===== SOURCE MATERIAL
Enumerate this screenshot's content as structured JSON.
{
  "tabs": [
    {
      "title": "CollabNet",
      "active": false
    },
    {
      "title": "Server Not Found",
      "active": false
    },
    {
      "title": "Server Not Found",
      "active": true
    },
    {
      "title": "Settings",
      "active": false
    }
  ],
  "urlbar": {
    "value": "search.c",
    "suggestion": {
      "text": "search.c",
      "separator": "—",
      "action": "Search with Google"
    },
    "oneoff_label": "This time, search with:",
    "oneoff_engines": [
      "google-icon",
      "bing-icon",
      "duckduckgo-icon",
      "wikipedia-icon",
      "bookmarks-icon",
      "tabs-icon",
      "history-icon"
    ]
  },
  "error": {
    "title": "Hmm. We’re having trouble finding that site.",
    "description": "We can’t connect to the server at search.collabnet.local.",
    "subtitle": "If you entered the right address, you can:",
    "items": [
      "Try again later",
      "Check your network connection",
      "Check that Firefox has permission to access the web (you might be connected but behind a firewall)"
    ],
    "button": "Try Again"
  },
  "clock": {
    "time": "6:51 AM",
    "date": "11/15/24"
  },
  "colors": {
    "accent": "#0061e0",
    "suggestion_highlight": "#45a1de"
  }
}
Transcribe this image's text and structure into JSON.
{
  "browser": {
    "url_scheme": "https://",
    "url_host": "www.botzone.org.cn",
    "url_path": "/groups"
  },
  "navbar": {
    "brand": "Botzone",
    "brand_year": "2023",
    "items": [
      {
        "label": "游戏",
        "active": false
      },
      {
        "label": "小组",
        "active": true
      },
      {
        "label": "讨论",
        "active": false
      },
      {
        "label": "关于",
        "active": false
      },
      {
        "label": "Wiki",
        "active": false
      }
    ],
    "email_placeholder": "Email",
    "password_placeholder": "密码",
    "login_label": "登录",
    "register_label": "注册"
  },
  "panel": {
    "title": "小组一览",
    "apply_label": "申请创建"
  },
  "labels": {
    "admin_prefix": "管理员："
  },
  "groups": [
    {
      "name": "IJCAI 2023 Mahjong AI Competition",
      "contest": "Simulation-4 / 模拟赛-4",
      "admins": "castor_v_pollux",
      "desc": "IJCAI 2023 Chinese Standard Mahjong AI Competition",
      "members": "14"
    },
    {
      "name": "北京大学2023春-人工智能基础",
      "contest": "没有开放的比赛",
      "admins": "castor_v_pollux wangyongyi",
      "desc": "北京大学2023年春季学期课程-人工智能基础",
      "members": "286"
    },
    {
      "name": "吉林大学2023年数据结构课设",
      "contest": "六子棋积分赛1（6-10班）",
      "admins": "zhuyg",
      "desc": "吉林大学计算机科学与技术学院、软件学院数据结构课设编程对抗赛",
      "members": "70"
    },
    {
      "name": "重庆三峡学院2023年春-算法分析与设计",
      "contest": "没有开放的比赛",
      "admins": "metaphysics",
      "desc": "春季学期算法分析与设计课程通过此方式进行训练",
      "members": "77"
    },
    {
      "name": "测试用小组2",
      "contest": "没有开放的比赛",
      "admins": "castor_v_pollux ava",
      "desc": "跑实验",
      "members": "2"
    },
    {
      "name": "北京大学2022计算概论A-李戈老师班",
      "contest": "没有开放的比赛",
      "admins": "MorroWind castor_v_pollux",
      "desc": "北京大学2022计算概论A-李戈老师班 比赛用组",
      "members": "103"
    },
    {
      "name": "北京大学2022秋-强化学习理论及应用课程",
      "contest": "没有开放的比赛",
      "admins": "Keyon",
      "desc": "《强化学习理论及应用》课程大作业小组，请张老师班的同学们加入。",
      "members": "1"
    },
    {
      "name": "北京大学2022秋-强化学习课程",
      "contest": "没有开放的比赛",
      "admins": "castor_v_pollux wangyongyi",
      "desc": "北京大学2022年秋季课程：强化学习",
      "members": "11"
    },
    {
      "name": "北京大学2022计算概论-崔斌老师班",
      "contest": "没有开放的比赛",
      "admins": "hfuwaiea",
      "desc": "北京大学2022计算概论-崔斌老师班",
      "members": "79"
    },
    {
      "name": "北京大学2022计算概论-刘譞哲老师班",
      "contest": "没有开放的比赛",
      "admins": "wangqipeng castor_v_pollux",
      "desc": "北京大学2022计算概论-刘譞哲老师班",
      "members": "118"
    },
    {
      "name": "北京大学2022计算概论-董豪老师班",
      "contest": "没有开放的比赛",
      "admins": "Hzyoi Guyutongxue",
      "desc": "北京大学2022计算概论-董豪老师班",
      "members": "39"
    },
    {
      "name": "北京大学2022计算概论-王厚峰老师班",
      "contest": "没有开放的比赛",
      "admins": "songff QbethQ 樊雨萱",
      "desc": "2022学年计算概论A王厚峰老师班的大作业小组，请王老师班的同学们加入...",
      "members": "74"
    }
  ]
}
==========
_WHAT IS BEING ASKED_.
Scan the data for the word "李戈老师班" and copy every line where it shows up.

_REPLY TO THE EXERCISE_.
      "name": "北京大学2022计算概论A-李戈老师班",
      "desc": "北京大学2022计算概论A-李戈老师班 比赛用组",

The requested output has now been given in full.